(Editor’s Note: This is the first of a two-part post by guest blogger Emily Reeves on location-based apps like Foursquare and Gowalla, which have become the latest buzz in social media. Reeves attended the recent South-by-Southwest interactive conference in Austin, Texas, and is sharing what she learned about location-based apps here. You can read part II here.)
An Introduction to Location-Based Services
The buzz at this year’s South by Southwest (SXSW) interactive conference and festival — the conference for emerging technology — was all about location-based services, which are relatively new applications in the social media space. In fact, there were eight sessions over the five-day festival where location-based applications were discussed.
FourSquare, one of the largest of these services, actually celebrated its first anniversary during SXSW 2010. Another app, Gowalla, which launched in 2009, really picked up steam at SXSW this year (it helps that the firm is headquartered in Austin).
Because these services and applications are still fairly new to the mass-market population, there have been many questions about these location-based services. In this post today and tomorrow, I’ll answer them:
• What are location-based services?
• Why would anyone want to tell everyone exactly where he or she is?
• Are there safety and security concerns if I broadcast that I am not at home?
• What is this game aspect?
• Why would a business be interested in these services?
• Will the mass-market population adopt this like they adopted Twitter?
• More specifically, will Arkansans adopt these services?
We get started, after the jump!
What are Location-based Services?

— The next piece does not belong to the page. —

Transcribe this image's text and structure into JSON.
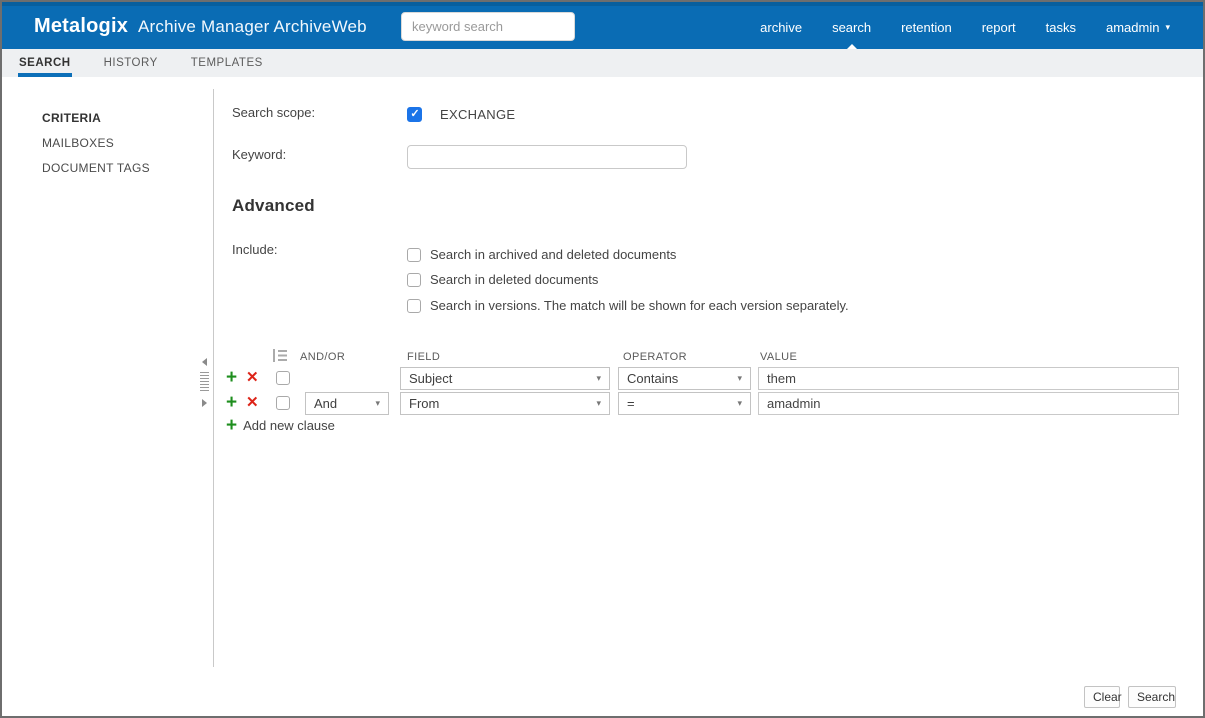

Location-based applications are services that allow the user to update his or her status (much like Twitter or Facebook), but attach a very specific location to that update, either with a dot on a map, a longitude and latitude reading, or a location defined and named by the users (a restaurant, retail location, ballroom at a convention center, etc.). Popular applications include FourSquare, Gowalla, Loopt and Google Latitude. All of these services have mobile applications, as without mobility, location becomes irrelevant.
Why Would Anyone Want to Tell Everyone Exactly Where He or She Is?
Announcing location can have several benefits:
• Finding where your friends are (and going there).
• Finding where your friends have been (to know if it is worth going there).
• Reaping rewards from businesses that play the games (i.e., discounts for frequent check-ins).
• Predictive technology (yet to be developed, but is already being imagined).
Users want the information and they have the technology in their hands to share the information. To emphasize the demand and opportunity for location-based services, a startling statistic was revealed at SXSW: about 55 percent of all text/SMS messages sent are some variation of “Where are you?” That equates to almost 650 billion location-based service text messages in 2009.
To further demonstrate the potential, it was revealed that of the 200 million mobile subscribers in the United States, 18.5 percent are smart phones with built-in technology for geo-location. SXSW panelists predicted that in three to four years everyone with a smart phone will use location-based applications because location is what makes mobility fundamentally different.
By defining the location, we are creating a database for future reference of that location. We are giving those locations more meaning by being able to walk into that location at a later date and know not only who has been there before, but also what they did there and what they thought about that location.
The social power of location-based applications is in knowing where friends have been, not only in where they are right now.
The yet-to-be-developed predictive technology services lead the mind to Minority Report-like uses. According to a recent Ad Age article
“It’s the ad served while you are reading the news in the morning on an e-reader that knows you’re at home and three blocks from a Starbucks. It’s a loyalty program on your phone that, through a hotel-room sensor, sets the lights and thermostat and turns the TV to CNN when you walk in the door. It’s finding a restaurant in a strange city on a Tuesday night, discovering that a store nearby stocks the TV you’re looking for, or that a certain grocery on the way home has the cut of meat you need.”
Tomorrow, Part II
Come back on Thursday, and we’ll talk about privacy, location-based games, how retailers award users and the prospects for wider adoption of the technology.
(Emily Reeves is director of account management and research at Stone Ward of Little Rock, an advertising, marketing and public relations firm. You can find her on Twitter @Reeves501 and e-mail her here. She blogs regularly at MsAdverthinker.com.)